Crossroads Rescue Mission operates its nonprofit men's shelter and recovery program with money raised from a thrift store it opened eight years ago in an old Lowe's Home Improvement building on South Post Road in Shelby.
"Oh we love this place," said shopper Joanne DeVoe. "We find everything here."
Lowe's has paid the rent on the 70,000 square foot space for years, in support of the Rescue Mission, which helps about 250 men a year to conquer drug and alcohol addictions through a Bible-based program.
Now, the company that owns the building plans to develop the property. That means the thrift store has to go.
Since about 60 percent of the funds needed to operate the shelter come from thrift store sales, Crossroads needs to find a new store location quickly. The lease expires in February.
According to Crossroads executive director Rocky Shelton, Lowe's doesn't have any other spaces it's leasing that are close enough for the mission to use them.

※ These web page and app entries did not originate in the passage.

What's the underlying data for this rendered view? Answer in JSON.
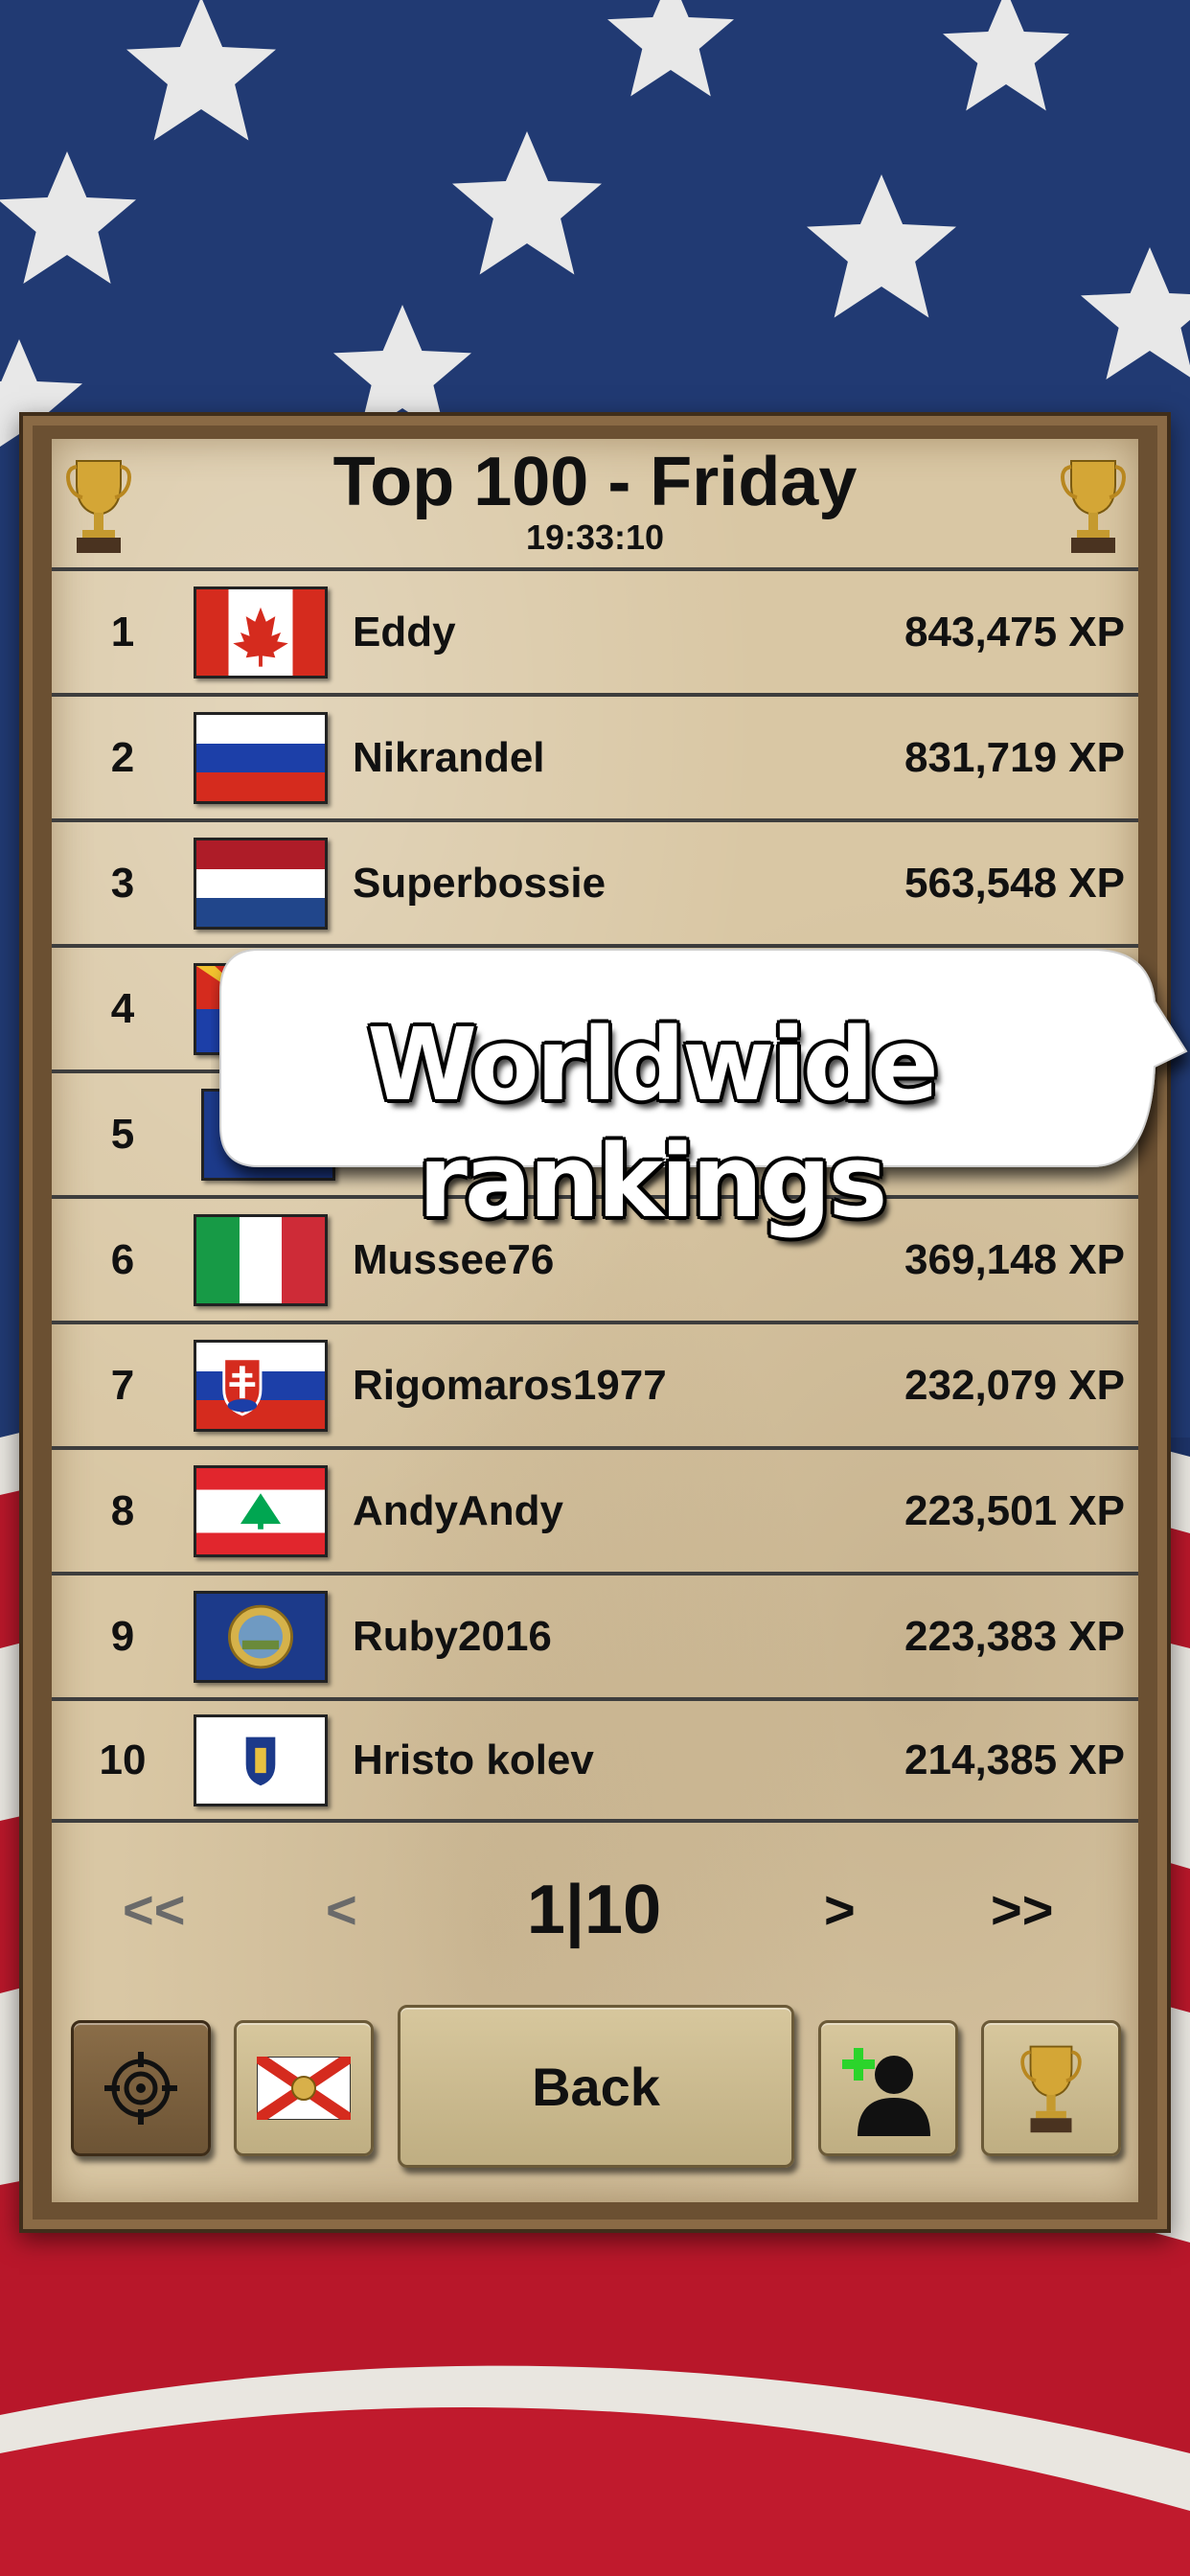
{
  "header": {
    "title": "Top 100 - Friday",
    "time": "19:33:10"
  },
  "rankings": [
    {
      "rank": "1",
      "name": "Eddy",
      "xp": "843,475 XP",
      "flag": "canada"
    },
    {
      "rank": "2",
      "name": "Nikrandel",
      "xp": "831,719 XP",
      "flag": "russia"
    },
    {
      "rank": "3",
      "name": "Superbossie",
      "xp": "563,548 XP",
      "flag": "netherlands"
    },
    {
      "rank": "4",
      "name": "",
      "xp": "",
      "flag": "arizona"
    },
    {
      "rank": "5",
      "name": "",
      "xp": "",
      "flag": "blue-state-seal"
    },
    {
      "rank": "6",
      "name": "Mussee76",
      "xp": "369,148 XP",
      "flag": "italy"
    },
    {
      "rank": "7",
      "name": "Rigomaros1977",
      "xp": "232,079 XP",
      "flag": "slovakia"
    },
    {
      "rank": "8",
      "name": "AndyAndy",
      "xp": "223,501 XP",
      "flag": "lebanon"
    },
    {
      "rank": "9",
      "name": "Ruby2016",
      "xp": "223,383 XP",
      "flag": "nebraska"
    },
    {
      "rank": "10",
      "name": "Hristo kolev",
      "xp": "214,385 XP",
      "flag": "massachusetts"
    }
  ],
  "overlay": {
    "caption": "Worldwide rankings"
  },
  "pagination": {
    "first": "<<",
    "prev": "<",
    "indicator": "1|10",
    "next": ">",
    "last": ">>"
  },
  "toolbar": {
    "back_label": "Back",
    "icons": [
      "target-icon",
      "florida-flag-icon",
      "add-friend-icon",
      "trophy-icon"
    ]
  },
  "colors": {
    "paper": "#d9c7a4",
    "frame": "#6b5032",
    "text": "#111111",
    "pager_dim": "#6a6a6a"
  }
}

That means Shelton is keeping an eye out for a new space to lease. He says even though the mission has been blessed with a huge building for the past eight years, he's willing to downsize to a smaller location, around 30,000 square feet. He's praying someone can donate the space or offer it at a low cost.
Crossroads houses about 45 men at a time and helps them recover from a variety of addictions. Shelton is a former alcohol and drug addict himself, who served prison time for robbing a drug store. While in prison, his wife brought him a Bible.
"She said, 'You've tried everything else,'" said Shelton. "How about trying the Lord?"
He took the Bible, asked Jesus to save him, and has never looked back.
"I've never been the same," said Shelton.
The shelter he started is full of similar stories. Alex Portice is 20 years old. He tried drugs as a teen, thinking he wouldn't get addicted. He quickly found out he was wrong.
Taking pills and over-the-counter cough syrup landed him in the hospital multiple times.
"My mom didn't find out until she was holding my hand in the emergency room, begging me to stop shaking," said Portice.
He lived in Michigan at the time. His pastor told him about a men's ministry down in Shelby, North Carolina that might be able to help.
"My pastor recommended coming here, and it's changed my life," said Portice.
He's been living at the shelter since June. He says he knows God in a way he didn't before. He's studying the Bible and learning what it takes to conquer his addiction.
Portice hopes someone will come through for Crossroads, an organization that has helped so many men get their lives back.
"I'll be able to leave here and start in college again and get my life going, instead of where it was going," said Portice.
If you can help Crossroads find a new space, contact the mission at 704-484-8770. The shelter is located at 206 Mount Sinai Church Road in Shelby. Shelton says he's willing to look at properties in Shelby, Gastonia, and as far away as Charlotte.